5 Arrested in Tahoe Contractor Sting

Five people were arrested following an undercover sting targeting unlicensed contractors in the aftermath of the Angora fire at South Lake Tahoe, officials said.

Licensing board investigators conducted the operation Thursday in cooperation with the California Department of Insurance, and the El Dorado County district attorney's office and sheriff's department.

Two Nevada men and three Californians were arrested on charges
of contracting without a license.

"We want homeowners in the fire area to know that unlicensed and unscrupulous operators may try to make them a victim a second time," said Steve Sands, registrar of the California State License Board.

"We also want the unlicensed operators to know that we will be aggressive in keeping you out of the disaster area."

Investigators posed as people whose homes were destroyed during
last week's fire, that destroyed 254 homes and 75 other structures.
They invited suspected unlicensed contractors to bid on debris removal and various reconstruction projects.

Those arrested were identified as William Tanner, 33, and Troy Meadows, 37, of Gardnerville, Nev.; Chase Rossier, 27, and Steve Killion, 47, of Yuba City, Calif.; and Kurt Kimm, 40, of Placerville, Calif.

Contracting for work of $500 or more in a state or federally declared disaster area without a valid California contractor's license is a felony. Punishment may include a fine of up to $10,000 and up to 16 months in state prison.

The board also issued administrative citations to a licensed contractor who was using an unregistered salesperson to solicit work and a tree trimmer registered with the California Department of Forestry to work on state land but not on private property. Each citation includes a $750 penalty.

Sands said unlicensed operators are part of a multimillion-dollar underground economy that takes jobs from legitimate contractors and tax dollars from schools, roads and law enforcement. Illegal operators rarely have workers compensation or liability insurance. Homeowners have little recourse if something goes wrong with an unlicensed operator, he said.

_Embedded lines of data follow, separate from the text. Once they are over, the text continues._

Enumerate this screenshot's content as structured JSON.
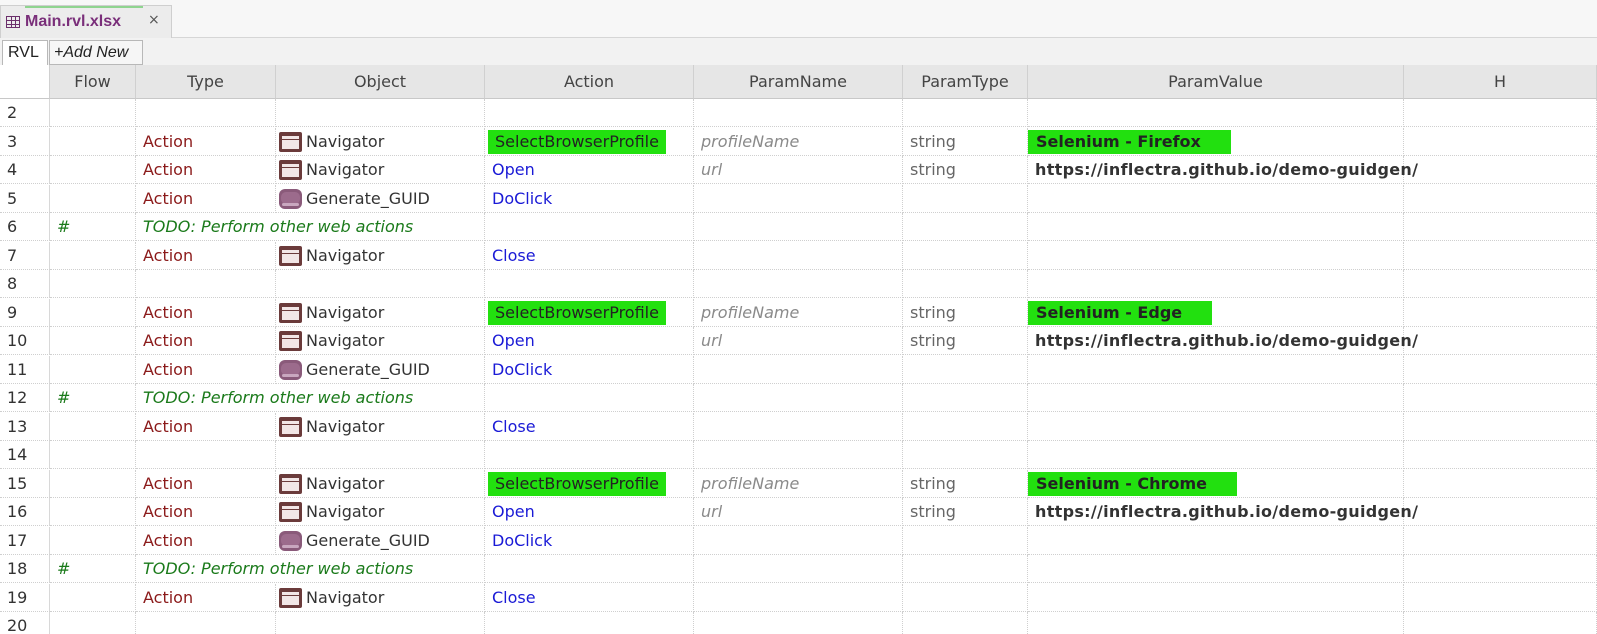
{
  "file_tab": {
    "name": "Main.rvl.xlsx",
    "close": "×"
  },
  "sheet_tabs": {
    "active": "RVL",
    "add": "+Add New"
  },
  "columns": [
    "Flow",
    "Type",
    "Object",
    "Action",
    "ParamName",
    "ParamType",
    "ParamValue",
    "H"
  ],
  "rows": [
    {
      "num": "2"
    },
    {
      "num": "3",
      "type": "Action",
      "object": "Navigator",
      "icon": "window-icon",
      "action": "SelectBrowserProfile",
      "action_highlight": true,
      "param_name": "profileName",
      "param_type": "string",
      "param_value": "Selenium - Firefox",
      "value_highlight": true
    },
    {
      "num": "4",
      "type": "Action",
      "object": "Navigator",
      "icon": "window-icon",
      "action": "Open",
      "param_name": "url",
      "param_type": "string",
      "param_value": "https://inflectra.github.io/demo-guidgen/"
    },
    {
      "num": "5",
      "type": "Action",
      "object": "Generate_GUID",
      "icon": "button-icon",
      "action": "DoClick"
    },
    {
      "num": "6",
      "flow": "#",
      "comment": "TODO: Perform other web actions"
    },
    {
      "num": "7",
      "type": "Action",
      "object": "Navigator",
      "icon": "window-icon",
      "action": "Close"
    },
    {
      "num": "8"
    },
    {
      "num": "9",
      "type": "Action",
      "object": "Navigator",
      "icon": "window-icon",
      "action": "SelectBrowserProfile",
      "action_highlight": true,
      "param_name": "profileName",
      "param_type": "string",
      "param_value": "Selenium - Edge",
      "value_highlight": true
    },
    {
      "num": "10",
      "type": "Action",
      "object": "Navigator",
      "icon": "window-icon",
      "action": "Open",
      "param_name": "url",
      "param_type": "string",
      "param_value": "https://inflectra.github.io/demo-guidgen/"
    },
    {
      "num": "11",
      "type": "Action",
      "object": "Generate_GUID",
      "icon": "button-icon",
      "action": "DoClick"
    },
    {
      "num": "12",
      "flow": "#",
      "comment": "TODO: Perform other web actions"
    },
    {
      "num": "13",
      "type": "Action",
      "object": "Navigator",
      "icon": "window-icon",
      "action": "Close"
    },
    {
      "num": "14"
    },
    {
      "num": "15",
      "type": "Action",
      "object": "Navigator",
      "icon": "window-icon",
      "action": "SelectBrowserProfile",
      "action_highlight": true,
      "param_name": "profileName",
      "param_type": "string",
      "param_value": "Selenium - Chrome",
      "value_highlight": true
    },
    {
      "num": "16",
      "type": "Action",
      "object": "Navigator",
      "icon": "window-icon",
      "action": "Open",
      "param_name": "url",
      "param_type": "string",
      "param_value": "https://inflectra.github.io/demo-guidgen/"
    },
    {
      "num": "17",
      "type": "Action",
      "object": "Generate_GUID",
      "icon": "button-icon",
      "action": "DoClick"
    },
    {
      "num": "18",
      "flow": "#",
      "comment": "TODO: Perform other web actions"
    },
    {
      "num": "19",
      "type": "Action",
      "object": "Navigator",
      "icon": "window-icon",
      "action": "Close"
    },
    {
      "num": "20"
    }
  ],
  "colors": {
    "highlight": "#22e00f",
    "type_red": "#8b1a1a",
    "action_blue": "#1a1ad6",
    "comment_green": "#1a7a1a"
  }
}
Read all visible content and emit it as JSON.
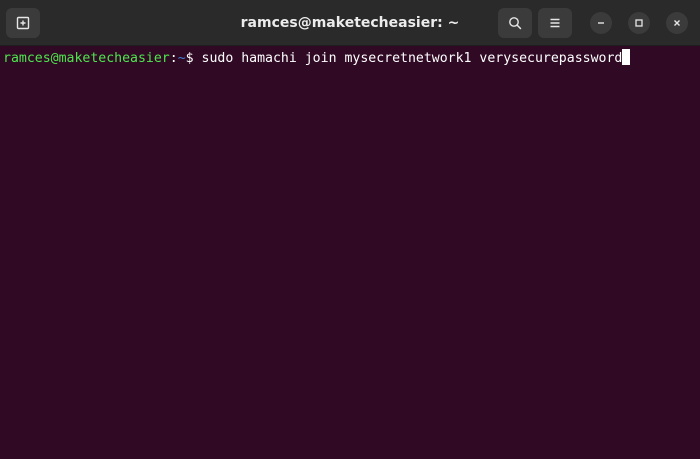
{
  "window": {
    "title": "ramces@maketecheasier: ~"
  },
  "header": {
    "new_tab_icon": "new-tab-icon",
    "search_icon": "search-icon",
    "menu_icon": "hamburger-menu-icon",
    "minimize_icon": "minimize-icon",
    "maximize_icon": "maximize-icon",
    "close_icon": "close-icon"
  },
  "terminal": {
    "prompt_user": "ramces@maketecheasier",
    "prompt_colon": ":",
    "prompt_path": "~",
    "prompt_symbol": "$ ",
    "command": "sudo hamachi join mysecretnetwork1 verysecurepassword"
  },
  "colors": {
    "background": "#300a24",
    "titlebar": "#2a2a2a",
    "prompt_user": "#4ee44e",
    "prompt_path": "#3f7fd6",
    "text": "#ffffff"
  }
}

The board has had investigators in the fire area since June 26, meeting victims and conducting patrols. The board also is placing dozens of signs in the fire area, warning consumers about unlicensed and unscrupulous contractors who might prey on them, and warning operators that they will face felony charges if caught.

(Copyright 2007 by The Associated Press. All Rights Reserved.)